We love watching deer out our windows here in Georgetown and the many birds, armadillos, skunks and other wildlife. This is a contemplative setting which is conducive to prayer. We are grateful for this location.
Now Peter will add a few events that were important during this year for him:
My physical issues have been small in comparison to Judy’s, so there is nursing Judy when she was ill or taking over the work in the house, but mostly following a routine of prayer and ministry. I did have this rather quickly developing cataract in each eye (wondered why I felt a bit dizzy in the morning mass in the Priory) – it was not there in January, but by October there they were in each eye (I had my eyes rechecked because of two near accidents with cars that I did not see). I am looking forward to having better sight (and cheaper glasses) than I ever have.

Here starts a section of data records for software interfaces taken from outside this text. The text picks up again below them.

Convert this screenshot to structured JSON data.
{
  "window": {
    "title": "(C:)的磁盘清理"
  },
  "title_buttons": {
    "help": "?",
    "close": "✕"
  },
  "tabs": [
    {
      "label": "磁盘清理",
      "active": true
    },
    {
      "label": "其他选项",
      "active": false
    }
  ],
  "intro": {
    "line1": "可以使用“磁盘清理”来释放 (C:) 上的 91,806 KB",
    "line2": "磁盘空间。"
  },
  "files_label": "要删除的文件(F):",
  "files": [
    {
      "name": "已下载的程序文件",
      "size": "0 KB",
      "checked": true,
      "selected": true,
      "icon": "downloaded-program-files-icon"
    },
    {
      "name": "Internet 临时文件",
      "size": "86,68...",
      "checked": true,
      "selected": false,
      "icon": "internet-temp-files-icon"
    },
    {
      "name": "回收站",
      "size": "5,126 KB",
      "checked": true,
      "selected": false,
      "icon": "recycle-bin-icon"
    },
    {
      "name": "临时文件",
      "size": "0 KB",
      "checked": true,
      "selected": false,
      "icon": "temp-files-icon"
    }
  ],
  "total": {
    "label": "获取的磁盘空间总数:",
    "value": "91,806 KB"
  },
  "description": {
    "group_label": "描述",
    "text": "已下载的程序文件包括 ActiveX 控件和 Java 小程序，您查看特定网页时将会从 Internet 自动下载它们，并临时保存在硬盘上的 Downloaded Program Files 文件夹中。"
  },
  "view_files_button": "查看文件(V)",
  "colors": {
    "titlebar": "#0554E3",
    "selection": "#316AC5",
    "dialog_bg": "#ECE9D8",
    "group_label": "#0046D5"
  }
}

Judy was another matter, as she explains above. Likewise, she does not take to the “hermit” life as easily as I – although she does have her spiritual directees and occasional retreatants and, when well, goes to St Helen Catholic Church (since March, well masked and distanced). Otherwise, I am her “pastor” – I say mass for her in the chapel here, using the Ordinariate liturgy. I love what God is doing with me here and look forward to further closeness to Him.
Yours in Christ,
Peter and Judy Davids